Dataset rows for apps and sites
━━━
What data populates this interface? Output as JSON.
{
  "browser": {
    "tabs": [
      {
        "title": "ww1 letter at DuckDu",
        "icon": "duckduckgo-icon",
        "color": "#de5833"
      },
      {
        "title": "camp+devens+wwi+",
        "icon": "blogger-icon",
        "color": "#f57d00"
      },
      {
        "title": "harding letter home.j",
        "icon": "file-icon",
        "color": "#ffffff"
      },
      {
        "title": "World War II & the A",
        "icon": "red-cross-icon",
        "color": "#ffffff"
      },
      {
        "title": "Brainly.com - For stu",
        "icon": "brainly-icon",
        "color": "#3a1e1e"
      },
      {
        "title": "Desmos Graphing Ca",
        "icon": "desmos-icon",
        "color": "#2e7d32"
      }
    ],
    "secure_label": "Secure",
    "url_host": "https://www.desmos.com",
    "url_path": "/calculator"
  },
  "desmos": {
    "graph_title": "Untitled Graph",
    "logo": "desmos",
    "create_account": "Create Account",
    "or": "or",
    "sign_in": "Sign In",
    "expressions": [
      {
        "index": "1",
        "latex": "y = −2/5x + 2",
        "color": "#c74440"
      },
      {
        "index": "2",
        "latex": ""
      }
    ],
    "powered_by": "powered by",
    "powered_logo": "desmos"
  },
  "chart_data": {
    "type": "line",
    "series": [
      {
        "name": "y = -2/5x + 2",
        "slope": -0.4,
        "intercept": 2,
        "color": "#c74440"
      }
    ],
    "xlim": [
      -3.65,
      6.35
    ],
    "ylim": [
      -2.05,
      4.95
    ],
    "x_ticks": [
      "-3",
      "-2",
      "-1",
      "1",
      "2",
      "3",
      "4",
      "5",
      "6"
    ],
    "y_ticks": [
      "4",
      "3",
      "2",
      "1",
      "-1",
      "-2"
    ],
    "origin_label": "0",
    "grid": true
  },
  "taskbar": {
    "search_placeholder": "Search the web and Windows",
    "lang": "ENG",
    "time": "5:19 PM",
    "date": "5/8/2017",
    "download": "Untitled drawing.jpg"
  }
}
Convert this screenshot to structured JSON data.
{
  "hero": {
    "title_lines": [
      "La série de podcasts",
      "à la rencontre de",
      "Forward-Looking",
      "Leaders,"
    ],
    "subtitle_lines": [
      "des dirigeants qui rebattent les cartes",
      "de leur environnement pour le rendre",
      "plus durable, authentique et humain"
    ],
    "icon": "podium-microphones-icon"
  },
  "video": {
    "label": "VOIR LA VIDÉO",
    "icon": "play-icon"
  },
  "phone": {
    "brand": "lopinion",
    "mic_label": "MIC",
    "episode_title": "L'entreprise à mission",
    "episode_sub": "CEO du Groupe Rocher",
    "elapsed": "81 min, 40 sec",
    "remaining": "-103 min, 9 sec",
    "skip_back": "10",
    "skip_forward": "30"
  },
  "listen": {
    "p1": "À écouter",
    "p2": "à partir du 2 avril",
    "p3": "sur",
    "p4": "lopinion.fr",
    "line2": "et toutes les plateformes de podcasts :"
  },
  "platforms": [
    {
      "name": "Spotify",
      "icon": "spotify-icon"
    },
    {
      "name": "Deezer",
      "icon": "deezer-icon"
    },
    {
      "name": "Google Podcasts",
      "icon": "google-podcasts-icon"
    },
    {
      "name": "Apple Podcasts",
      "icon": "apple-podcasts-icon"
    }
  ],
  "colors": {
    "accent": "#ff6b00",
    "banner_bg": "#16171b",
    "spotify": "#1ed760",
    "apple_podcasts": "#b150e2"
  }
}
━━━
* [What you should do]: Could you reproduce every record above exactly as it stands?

* [Solved problem]:
What data populates this interface? Output as JSON.
{
  "browser": {
    "tabs": [
      {
        "title": "ww1 letter at DuckDu",
        "icon": "duckduckgo-icon",
        "color": "#de5833"
      },
      {
        "title": "camp+devens+wwi+",
        "icon": "blogger-icon",
        "color": "#f57d00"
      },
      {
        "title": "harding letter home.j",
        "icon": "file-icon",
        "color": "#ffffff"
      },
      {
        "title": "World War II & the A",
        "icon": "red-cross-icon",
        "color": "#ffffff"
      },
      {
        "title": "Brainly.com - For stu",
        "icon": "brainly-icon",
        "color": "#3a1e1e"
      },
      {
        "title": "Desmos Graphing Ca",
        "icon": "desmos-icon",
        "color": "#2e7d32"
      }
    ],
    "secure_label": "Secure",
    "url_host": "https://www.desmos.com",
    "url_path": "/calculator"
  },
  "desmos": {
    "graph_title": "Untitled Graph",
    "logo": "desmos",
    "create_account": "Create Account",
    "or": "or",
    "sign_in": "Sign In",
    "expressions": [
      {
        "index": "1",
        "latex": "y = −2/5x + 2",
        "color": "#c74440"
      },
      {
        "index": "2",
        "latex": ""
      }
    ],
    "powered_by": "powered by",
    "powered_logo": "desmos"
  },
  "chart_data": {
    "type": "line",
    "series": [
      {
        "name": "y = -2/5x + 2",
        "slope": -0.4,
        "intercept": 2,
        "color": "#c74440"
      }
    ],
    "xlim": [
      -3.65,
      6.35
    ],
    "ylim": [
      -2.05,
      4.95
    ],
    "x_ticks": [
      "-3",
      "-2",
      "-1",
      "1",
      "2",
      "3",
      "4",
      "5",
      "6"
    ],
    "y_ticks": [
      "4",
      "3",
      "2",
      "1",
      "-1",
      "-2"
    ],
    "origin_label": "0",
    "grid": true
  },
  "taskbar": {
    "search_placeholder": "Search the web and Windows",
    "lang": "ENG",
    "time": "5:19 PM",
    "date": "5/8/2017",
    "download": "Untitled drawing.jpg"
  }
}
Convert this screenshot to structured JSON data.
{
  "hero": {
    "title_lines": [
      "La série de podcasts",
      "à la rencontre de",
      "Forward-Looking",
      "Leaders,"
    ],
    "subtitle_lines": [
      "des dirigeants qui rebattent les cartes",
      "de leur environnement pour le rendre",
      "plus durable, authentique et humain"
    ],
    "icon": "podium-microphones-icon"
  },
  "video": {
    "label": "VOIR LA VIDÉO",
    "icon": "play-icon"
  },
  "phone": {
    "brand": "lopinion",
    "mic_label": "MIC",
    "episode_title": "L'entreprise à mission",
    "episode_sub": "CEO du Groupe Rocher",
    "elapsed": "81 min, 40 sec",
    "remaining": "-103 min, 9 sec",
    "skip_back": "10",
    "skip_forward": "30"
  },
  "listen": {
    "p1": "À écouter",
    "p2": "à partir du 2 avril",
    "p3": "sur",
    "p4": "lopinion.fr",
    "line2": "et toutes les plateformes de podcasts :"
  },
  "platforms": [
    {
      "name": "Spotify",
      "icon": "spotify-icon"
    },
    {
      "name": "Deezer",
      "icon": "deezer-icon"
    },
    {
      "name": "Google Podcasts",
      "icon": "google-podcasts-icon"
    },
    {
      "name": "Apple Podcasts",
      "icon": "apple-podcasts-icon"
    }
  ],
  "colors": {
    "accent": "#ff6b00",
    "banner_bg": "#16171b",
    "spotify": "#1ed760",
    "apple_podcasts": "#b150e2"
  }
}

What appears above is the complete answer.